[Dataset items]
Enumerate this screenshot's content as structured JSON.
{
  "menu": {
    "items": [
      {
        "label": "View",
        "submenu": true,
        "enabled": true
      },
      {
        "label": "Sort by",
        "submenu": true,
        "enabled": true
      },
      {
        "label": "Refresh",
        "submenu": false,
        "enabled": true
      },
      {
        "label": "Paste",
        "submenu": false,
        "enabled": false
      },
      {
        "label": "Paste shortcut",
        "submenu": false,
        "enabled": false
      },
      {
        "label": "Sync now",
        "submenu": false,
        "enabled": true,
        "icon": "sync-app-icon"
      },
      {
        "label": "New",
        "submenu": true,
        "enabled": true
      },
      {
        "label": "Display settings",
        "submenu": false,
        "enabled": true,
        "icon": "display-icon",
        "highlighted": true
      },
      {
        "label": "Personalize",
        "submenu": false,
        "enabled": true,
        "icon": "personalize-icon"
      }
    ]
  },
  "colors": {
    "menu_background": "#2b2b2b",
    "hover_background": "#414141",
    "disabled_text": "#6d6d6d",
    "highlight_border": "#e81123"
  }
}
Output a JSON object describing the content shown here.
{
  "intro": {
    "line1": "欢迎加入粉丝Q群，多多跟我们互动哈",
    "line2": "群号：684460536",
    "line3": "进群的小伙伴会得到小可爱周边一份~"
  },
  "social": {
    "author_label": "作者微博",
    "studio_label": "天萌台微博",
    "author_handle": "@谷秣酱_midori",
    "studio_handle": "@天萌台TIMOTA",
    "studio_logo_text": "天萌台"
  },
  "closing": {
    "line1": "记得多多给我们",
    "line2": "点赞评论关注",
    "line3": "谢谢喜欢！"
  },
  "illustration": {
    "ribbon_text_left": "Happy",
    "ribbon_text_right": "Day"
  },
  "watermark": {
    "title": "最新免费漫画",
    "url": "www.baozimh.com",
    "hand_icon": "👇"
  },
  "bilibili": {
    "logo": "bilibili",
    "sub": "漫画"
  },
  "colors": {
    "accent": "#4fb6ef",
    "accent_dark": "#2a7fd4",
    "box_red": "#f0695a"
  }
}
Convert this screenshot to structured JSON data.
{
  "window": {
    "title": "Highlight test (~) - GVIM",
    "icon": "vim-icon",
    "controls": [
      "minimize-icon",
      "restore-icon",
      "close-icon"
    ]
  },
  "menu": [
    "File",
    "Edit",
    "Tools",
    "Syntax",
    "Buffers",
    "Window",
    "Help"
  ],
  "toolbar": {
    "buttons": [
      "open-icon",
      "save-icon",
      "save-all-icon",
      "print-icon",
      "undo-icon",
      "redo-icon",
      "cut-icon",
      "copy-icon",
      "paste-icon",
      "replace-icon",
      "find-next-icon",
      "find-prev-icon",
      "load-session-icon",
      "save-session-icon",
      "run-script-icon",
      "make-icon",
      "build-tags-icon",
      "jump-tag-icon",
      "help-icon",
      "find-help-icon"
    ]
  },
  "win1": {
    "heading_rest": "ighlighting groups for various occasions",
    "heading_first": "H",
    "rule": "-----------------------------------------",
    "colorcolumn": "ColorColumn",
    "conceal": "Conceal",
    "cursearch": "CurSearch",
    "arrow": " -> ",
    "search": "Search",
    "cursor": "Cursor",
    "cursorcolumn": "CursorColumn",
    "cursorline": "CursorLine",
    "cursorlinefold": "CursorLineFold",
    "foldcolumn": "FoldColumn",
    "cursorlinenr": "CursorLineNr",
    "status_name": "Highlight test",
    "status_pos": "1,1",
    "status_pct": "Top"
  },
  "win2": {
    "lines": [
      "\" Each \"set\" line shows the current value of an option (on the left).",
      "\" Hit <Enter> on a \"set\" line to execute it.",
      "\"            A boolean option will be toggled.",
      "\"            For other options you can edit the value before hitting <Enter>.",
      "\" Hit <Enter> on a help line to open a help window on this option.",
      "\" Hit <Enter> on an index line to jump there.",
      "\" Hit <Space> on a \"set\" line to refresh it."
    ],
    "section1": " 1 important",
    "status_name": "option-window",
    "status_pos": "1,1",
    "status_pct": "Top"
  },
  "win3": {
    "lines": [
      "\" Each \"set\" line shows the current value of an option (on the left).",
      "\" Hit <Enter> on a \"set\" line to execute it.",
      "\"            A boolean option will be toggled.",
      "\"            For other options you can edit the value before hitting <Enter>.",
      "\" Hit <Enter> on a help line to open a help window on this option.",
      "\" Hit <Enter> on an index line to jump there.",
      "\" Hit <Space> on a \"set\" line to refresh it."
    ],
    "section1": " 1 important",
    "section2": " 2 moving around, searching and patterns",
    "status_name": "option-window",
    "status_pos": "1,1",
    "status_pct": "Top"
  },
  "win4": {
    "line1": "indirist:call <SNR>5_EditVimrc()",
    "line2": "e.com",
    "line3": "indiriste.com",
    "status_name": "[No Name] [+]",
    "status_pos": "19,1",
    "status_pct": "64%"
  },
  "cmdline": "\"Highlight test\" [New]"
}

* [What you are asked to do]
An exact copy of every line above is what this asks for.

* [Output of the task]
Enumerate this screenshot's content as structured JSON.
{
  "menu": {
    "items": [
      {
        "label": "View",
        "submenu": true,
        "enabled": true
      },
      {
        "label": "Sort by",
        "submenu": true,
        "enabled": true
      },
      {
        "label": "Refresh",
        "submenu": false,
        "enabled": true
      },
      {
        "label": "Paste",
        "submenu": false,
        "enabled": false
      },
      {
        "label": "Paste shortcut",
        "submenu": false,
        "enabled": false
      },
      {
        "label": "Sync now",
        "submenu": false,
        "enabled": true,
        "icon": "sync-app-icon"
      },
      {
        "label": "New",
        "submenu": true,
        "enabled": true
      },
      {
        "label": "Display settings",
        "submenu": false,
        "enabled": true,
        "icon": "display-icon",
        "highlighted": true
      },
      {
        "label": "Personalize",
        "submenu": false,
        "enabled": true,
        "icon": "personalize-icon"
      }
    ]
  },
  "colors": {
    "menu_background": "#2b2b2b",
    "hover_background": "#414141",
    "disabled_text": "#6d6d6d",
    "highlight_border": "#e81123"
  }
}
Output a JSON object describing the content shown here.
{
  "intro": {
    "line1": "欢迎加入粉丝Q群，多多跟我们互动哈",
    "line2": "群号：684460536",
    "line3": "进群的小伙伴会得到小可爱周边一份~"
  },
  "social": {
    "author_label": "作者微博",
    "studio_label": "天萌台微博",
    "author_handle": "@谷秣酱_midori",
    "studio_handle": "@天萌台TIMOTA",
    "studio_logo_text": "天萌台"
  },
  "closing": {
    "line1": "记得多多给我们",
    "line2": "点赞评论关注",
    "line3": "谢谢喜欢！"
  },
  "illustration": {
    "ribbon_text_left": "Happy",
    "ribbon_text_right": "Day"
  },
  "watermark": {
    "title": "最新免费漫画",
    "url": "www.baozimh.com",
    "hand_icon": "👇"
  },
  "bilibili": {
    "logo": "bilibili",
    "sub": "漫画"
  },
  "colors": {
    "accent": "#4fb6ef",
    "accent_dark": "#2a7fd4",
    "box_red": "#f0695a"
  }
}
Convert this screenshot to structured JSON data.
{
  "window": {
    "title": "Highlight test (~) - GVIM",
    "icon": "vim-icon",
    "controls": [
      "minimize-icon",
      "restore-icon",
      "close-icon"
    ]
  },
  "menu": [
    "File",
    "Edit",
    "Tools",
    "Syntax",
    "Buffers",
    "Window",
    "Help"
  ],
  "toolbar": {
    "buttons": [
      "open-icon",
      "save-icon",
      "save-all-icon",
      "print-icon",
      "undo-icon",
      "redo-icon",
      "cut-icon",
      "copy-icon",
      "paste-icon",
      "replace-icon",
      "find-next-icon",
      "find-prev-icon",
      "load-session-icon",
      "save-session-icon",
      "run-script-icon",
      "make-icon",
      "build-tags-icon",
      "jump-tag-icon",
      "help-icon",
      "find-help-icon"
    ]
  },
  "win1": {
    "heading_rest": "ighlighting groups for various occasions",
    "heading_first": "H",
    "rule": "-----------------------------------------",
    "colorcolumn": "ColorColumn",
    "conceal": "Conceal",
    "cursearch": "CurSearch",
    "arrow": " -> ",
    "search": "Search",
    "cursor": "Cursor",
    "cursorcolumn": "CursorColumn",
    "cursorline": "CursorLine",
    "cursorlinefold": "CursorLineFold",
    "foldcolumn": "FoldColumn",
    "cursorlinenr": "CursorLineNr",
    "status_name": "Highlight test",
    "status_pos": "1,1",
    "status_pct": "Top"
  },
  "win2": {
    "lines": [
      "\" Each \"set\" line shows the current value of an option (on the left).",
      "\" Hit <Enter> on a \"set\" line to execute it.",
      "\"            A boolean option will be toggled.",
      "\"            For other options you can edit the value before hitting <Enter>.",
      "\" Hit <Enter> on a help line to open a help window on this option.",
      "\" Hit <Enter> on an index line to jump there.",
      "\" Hit <Space> on a \"set\" line to refresh it."
    ],
    "section1": " 1 important",
    "status_name": "option-window",
    "status_pos": "1,1",
    "status_pct": "Top"
  },
  "win3": {
    "lines": [
      "\" Each \"set\" line shows the current value of an option (on the left).",
      "\" Hit <Enter> on a \"set\" line to execute it.",
      "\"            A boolean option will be toggled.",
      "\"            For other options you can edit the value before hitting <Enter>.",
      "\" Hit <Enter> on a help line to open a help window on this option.",
      "\" Hit <Enter> on an index line to jump there.",
      "\" Hit <Space> on a \"set\" line to refresh it."
    ],
    "section1": " 1 important",
    "section2": " 2 moving around, searching and patterns",
    "status_name": "option-window",
    "status_pos": "1,1",
    "status_pct": "Top"
  },
  "win4": {
    "line1": "indirist:call <SNR>5_EditVimrc()",
    "line2": "e.com",
    "line3": "indiriste.com",
    "status_name": "[No Name] [+]",
    "status_pos": "19,1",
    "status_pct": "64%"
  },
  "cmdline": "\"Highlight test\" [New]"
}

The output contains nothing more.